But Mr Flach told CN there were still opportunities to tender for work. Contractors are selected after a face-to-face interview. “It has to be a meeting of minds - it’s a cultural thing.
“If you are a contractual company who has got a bunch of lawyers, you are probably not the right contractor for us.”
Whitbread will also build 80-100 new restaurants on hotel sites over five years.
Some of the hotels will be tendered directly by Whitbread from existing operating cashflow and finance facilities, while others will be contracted out by developers, where Whitbread is the lease owner.
The firm has just completed a recent £53.8m sale and lease back of seven sites with Lasalle Investment Management.
Having developers leading on certain schemes, when Whitbread is not the direct client, offers a “great way to learn about contractors” and their willingness and ability to be flexible and handle an evolving sector, Mr Flach said.
“How they perform with us when we are not their client is very interesting,” he added.
Whitbread checks the strength of balance sheets and average payment terms for suppliers during the selection process.
Contractors must be flexible because the work ranges from new-build to complex conversions.
Mr Flach drew on the example of a recent project in Leicester Square, where the contractor had to build room pods offsite and deal with acoustic problems during the office conversion.

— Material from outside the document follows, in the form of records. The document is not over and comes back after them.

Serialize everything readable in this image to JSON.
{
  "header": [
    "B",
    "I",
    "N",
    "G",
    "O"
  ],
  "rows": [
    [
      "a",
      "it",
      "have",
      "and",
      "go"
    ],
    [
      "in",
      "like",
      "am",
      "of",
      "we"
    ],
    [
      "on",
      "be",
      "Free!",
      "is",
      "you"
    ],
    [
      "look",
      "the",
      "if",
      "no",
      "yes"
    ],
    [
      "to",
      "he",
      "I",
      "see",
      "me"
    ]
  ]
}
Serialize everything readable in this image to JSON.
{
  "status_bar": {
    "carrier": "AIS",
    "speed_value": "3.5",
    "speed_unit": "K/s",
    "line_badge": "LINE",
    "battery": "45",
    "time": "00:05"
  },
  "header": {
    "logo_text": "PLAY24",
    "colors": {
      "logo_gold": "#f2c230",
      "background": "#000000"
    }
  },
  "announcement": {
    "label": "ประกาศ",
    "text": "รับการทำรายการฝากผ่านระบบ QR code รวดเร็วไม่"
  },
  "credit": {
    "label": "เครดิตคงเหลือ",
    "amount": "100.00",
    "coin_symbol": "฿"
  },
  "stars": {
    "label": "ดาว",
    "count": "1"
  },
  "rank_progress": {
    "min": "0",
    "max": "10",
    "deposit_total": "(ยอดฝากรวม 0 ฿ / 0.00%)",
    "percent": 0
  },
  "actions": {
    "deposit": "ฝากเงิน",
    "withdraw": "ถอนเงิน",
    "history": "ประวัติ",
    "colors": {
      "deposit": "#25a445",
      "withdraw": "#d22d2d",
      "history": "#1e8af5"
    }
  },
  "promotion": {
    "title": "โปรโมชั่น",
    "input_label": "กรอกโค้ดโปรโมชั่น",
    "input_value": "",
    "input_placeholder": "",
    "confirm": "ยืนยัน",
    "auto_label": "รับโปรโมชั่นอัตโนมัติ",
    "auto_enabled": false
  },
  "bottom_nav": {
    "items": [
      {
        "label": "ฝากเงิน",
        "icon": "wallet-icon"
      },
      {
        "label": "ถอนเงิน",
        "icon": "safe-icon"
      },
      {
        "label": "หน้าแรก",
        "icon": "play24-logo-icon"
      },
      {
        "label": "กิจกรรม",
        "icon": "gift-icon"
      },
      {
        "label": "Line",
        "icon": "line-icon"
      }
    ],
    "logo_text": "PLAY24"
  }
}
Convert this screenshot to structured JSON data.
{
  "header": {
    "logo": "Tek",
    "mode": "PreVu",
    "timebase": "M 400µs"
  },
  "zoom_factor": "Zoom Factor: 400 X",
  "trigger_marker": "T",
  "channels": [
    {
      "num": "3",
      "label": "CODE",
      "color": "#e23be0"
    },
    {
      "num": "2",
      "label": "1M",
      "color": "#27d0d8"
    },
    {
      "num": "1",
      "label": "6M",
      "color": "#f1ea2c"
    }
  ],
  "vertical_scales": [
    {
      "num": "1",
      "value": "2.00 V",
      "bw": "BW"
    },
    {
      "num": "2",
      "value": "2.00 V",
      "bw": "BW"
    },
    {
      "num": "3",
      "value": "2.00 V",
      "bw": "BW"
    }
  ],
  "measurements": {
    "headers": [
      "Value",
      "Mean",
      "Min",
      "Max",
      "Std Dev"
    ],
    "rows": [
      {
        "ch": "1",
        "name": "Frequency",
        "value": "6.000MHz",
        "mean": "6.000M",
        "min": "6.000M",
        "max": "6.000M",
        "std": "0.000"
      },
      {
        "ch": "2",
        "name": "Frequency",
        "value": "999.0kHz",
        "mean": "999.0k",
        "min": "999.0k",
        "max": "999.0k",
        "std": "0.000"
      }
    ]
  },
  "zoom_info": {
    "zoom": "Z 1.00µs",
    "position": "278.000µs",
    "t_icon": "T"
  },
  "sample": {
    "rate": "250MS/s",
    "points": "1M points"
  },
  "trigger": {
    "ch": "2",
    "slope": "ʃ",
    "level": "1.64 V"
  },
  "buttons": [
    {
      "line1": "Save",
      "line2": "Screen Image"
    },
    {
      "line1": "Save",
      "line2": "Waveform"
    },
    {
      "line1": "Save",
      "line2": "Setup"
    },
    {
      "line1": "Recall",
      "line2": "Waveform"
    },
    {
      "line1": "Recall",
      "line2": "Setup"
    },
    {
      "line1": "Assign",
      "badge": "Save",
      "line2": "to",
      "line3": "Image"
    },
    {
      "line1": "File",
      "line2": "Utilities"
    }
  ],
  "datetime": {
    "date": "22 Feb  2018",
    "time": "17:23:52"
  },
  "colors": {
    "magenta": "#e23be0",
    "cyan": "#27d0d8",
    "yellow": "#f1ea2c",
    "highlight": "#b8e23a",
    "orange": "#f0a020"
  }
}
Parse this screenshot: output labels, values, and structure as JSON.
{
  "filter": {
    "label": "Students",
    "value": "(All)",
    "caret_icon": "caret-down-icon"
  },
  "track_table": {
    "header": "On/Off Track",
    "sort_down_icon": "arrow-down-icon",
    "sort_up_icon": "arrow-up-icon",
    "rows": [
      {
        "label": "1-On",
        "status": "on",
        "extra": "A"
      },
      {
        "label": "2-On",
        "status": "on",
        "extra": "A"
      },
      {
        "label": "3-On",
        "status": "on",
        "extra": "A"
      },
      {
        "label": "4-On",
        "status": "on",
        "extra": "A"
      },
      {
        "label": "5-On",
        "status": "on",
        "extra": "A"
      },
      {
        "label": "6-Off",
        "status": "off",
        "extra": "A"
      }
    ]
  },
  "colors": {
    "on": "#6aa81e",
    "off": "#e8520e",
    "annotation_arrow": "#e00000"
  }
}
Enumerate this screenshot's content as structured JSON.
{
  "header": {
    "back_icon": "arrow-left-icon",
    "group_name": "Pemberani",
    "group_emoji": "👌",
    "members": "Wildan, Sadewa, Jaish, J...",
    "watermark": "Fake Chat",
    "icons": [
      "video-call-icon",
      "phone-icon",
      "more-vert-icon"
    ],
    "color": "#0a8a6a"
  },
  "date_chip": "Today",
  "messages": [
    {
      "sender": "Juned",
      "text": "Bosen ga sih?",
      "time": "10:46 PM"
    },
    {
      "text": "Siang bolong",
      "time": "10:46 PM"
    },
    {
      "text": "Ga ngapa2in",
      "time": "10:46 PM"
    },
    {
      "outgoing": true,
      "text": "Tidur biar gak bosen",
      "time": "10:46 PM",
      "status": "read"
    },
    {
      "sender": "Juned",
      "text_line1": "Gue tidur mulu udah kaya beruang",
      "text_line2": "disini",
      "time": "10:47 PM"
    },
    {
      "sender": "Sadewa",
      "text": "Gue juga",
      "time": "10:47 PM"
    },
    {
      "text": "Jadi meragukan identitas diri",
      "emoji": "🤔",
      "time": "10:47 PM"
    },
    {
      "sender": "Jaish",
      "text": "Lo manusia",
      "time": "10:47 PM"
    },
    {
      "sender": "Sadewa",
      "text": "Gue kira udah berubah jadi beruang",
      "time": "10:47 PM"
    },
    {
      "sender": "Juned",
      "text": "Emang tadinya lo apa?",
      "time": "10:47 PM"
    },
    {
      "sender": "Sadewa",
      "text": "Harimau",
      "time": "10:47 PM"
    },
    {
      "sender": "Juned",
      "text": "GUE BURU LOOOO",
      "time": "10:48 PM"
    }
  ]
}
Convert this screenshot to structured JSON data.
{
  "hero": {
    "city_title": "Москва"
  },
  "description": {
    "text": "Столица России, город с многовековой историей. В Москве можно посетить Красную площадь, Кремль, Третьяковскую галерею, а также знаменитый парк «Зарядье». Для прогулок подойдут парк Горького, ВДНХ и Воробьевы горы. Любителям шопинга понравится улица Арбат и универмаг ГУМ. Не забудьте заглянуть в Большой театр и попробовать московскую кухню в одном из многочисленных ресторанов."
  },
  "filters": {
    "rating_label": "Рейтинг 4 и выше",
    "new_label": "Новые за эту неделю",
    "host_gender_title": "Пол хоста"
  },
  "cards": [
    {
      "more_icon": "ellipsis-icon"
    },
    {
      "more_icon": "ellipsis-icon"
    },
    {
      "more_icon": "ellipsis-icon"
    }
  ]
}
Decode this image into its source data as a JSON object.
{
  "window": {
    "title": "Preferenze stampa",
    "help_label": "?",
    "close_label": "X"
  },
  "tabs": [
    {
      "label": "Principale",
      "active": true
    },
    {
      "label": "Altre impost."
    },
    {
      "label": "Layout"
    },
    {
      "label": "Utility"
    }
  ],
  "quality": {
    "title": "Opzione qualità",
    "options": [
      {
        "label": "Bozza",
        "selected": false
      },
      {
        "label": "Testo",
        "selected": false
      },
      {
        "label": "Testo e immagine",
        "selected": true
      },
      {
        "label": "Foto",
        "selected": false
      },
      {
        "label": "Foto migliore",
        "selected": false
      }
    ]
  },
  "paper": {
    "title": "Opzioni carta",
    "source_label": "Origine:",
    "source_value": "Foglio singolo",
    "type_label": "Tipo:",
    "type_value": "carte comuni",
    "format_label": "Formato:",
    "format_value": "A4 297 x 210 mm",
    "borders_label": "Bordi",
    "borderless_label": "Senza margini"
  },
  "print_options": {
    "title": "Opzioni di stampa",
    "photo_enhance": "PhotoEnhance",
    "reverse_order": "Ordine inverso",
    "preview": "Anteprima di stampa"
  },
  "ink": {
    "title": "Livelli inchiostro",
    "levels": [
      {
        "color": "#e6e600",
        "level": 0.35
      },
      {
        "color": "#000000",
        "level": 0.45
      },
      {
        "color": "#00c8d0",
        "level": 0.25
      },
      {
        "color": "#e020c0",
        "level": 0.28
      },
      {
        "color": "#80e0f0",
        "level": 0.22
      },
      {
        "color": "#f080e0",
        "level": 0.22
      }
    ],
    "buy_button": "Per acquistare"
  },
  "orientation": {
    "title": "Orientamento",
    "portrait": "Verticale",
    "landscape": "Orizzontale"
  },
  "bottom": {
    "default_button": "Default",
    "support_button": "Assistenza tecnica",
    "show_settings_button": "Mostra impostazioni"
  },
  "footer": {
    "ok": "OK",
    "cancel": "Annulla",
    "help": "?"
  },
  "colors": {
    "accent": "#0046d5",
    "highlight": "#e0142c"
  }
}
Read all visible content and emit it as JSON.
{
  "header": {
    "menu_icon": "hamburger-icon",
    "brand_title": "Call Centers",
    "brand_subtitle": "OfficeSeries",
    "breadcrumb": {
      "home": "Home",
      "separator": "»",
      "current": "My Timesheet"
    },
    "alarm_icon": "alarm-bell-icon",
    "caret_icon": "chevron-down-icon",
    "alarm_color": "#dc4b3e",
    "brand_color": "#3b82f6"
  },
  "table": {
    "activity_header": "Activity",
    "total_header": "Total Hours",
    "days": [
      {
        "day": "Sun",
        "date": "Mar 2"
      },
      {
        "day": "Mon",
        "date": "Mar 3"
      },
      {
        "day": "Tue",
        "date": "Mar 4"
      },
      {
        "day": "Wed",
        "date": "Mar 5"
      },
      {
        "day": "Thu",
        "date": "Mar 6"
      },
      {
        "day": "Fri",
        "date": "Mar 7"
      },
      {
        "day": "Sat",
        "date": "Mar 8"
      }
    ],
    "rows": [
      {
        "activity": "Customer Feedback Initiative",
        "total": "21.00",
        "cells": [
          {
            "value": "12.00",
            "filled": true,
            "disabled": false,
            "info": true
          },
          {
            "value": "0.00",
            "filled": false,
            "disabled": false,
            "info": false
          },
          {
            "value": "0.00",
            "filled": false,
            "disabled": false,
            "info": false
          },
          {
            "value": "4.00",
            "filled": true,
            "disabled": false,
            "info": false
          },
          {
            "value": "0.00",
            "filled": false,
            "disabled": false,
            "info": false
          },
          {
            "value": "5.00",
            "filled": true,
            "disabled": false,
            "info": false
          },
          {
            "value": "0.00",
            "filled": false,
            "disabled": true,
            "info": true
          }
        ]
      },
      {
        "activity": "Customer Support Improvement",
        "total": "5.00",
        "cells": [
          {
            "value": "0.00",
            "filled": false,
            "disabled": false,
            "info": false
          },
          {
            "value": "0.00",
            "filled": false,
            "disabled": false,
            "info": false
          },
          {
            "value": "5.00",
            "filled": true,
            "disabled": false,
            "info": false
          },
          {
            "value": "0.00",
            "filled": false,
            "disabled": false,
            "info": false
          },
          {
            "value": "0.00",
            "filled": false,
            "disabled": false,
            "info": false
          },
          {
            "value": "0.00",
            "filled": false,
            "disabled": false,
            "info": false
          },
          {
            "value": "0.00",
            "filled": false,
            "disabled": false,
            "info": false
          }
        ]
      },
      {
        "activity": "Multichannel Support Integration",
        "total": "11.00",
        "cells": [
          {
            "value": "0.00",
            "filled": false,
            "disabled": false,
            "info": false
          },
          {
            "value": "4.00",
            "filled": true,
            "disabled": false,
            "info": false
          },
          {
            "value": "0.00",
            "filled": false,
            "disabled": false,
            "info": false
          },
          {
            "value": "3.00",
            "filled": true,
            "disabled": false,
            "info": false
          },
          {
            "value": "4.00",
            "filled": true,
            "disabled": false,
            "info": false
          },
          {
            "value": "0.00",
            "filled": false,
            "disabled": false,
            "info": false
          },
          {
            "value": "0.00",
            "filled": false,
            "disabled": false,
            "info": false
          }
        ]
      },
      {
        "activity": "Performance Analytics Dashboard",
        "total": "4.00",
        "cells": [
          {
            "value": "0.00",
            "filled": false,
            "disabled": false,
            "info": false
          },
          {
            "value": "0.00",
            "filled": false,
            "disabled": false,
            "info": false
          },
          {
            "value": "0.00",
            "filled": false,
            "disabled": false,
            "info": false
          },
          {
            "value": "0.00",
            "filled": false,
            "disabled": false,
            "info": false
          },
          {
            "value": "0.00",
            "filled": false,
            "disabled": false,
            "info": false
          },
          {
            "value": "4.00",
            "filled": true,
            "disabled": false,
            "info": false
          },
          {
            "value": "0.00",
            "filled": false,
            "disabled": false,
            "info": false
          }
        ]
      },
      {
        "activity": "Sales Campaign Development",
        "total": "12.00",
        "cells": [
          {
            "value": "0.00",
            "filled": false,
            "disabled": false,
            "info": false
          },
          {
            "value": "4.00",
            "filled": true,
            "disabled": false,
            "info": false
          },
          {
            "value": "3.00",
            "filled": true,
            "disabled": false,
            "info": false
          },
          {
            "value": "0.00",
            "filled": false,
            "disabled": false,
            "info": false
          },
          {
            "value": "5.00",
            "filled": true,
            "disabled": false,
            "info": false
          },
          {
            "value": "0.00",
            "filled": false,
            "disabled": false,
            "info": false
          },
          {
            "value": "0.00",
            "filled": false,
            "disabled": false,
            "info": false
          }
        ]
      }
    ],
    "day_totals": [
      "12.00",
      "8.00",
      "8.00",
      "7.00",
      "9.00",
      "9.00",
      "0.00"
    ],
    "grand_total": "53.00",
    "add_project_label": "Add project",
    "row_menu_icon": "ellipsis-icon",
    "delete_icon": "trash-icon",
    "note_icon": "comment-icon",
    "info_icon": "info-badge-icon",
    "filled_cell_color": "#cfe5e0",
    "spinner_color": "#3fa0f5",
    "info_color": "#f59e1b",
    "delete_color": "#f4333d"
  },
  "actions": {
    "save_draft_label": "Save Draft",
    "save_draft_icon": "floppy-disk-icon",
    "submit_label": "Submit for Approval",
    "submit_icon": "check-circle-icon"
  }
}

“We got Broadoak in very early and they built two or three model rooms with different structures to work out the cheapest, fastest and best performing. Without the early involvement, the project would not have got off the ground.”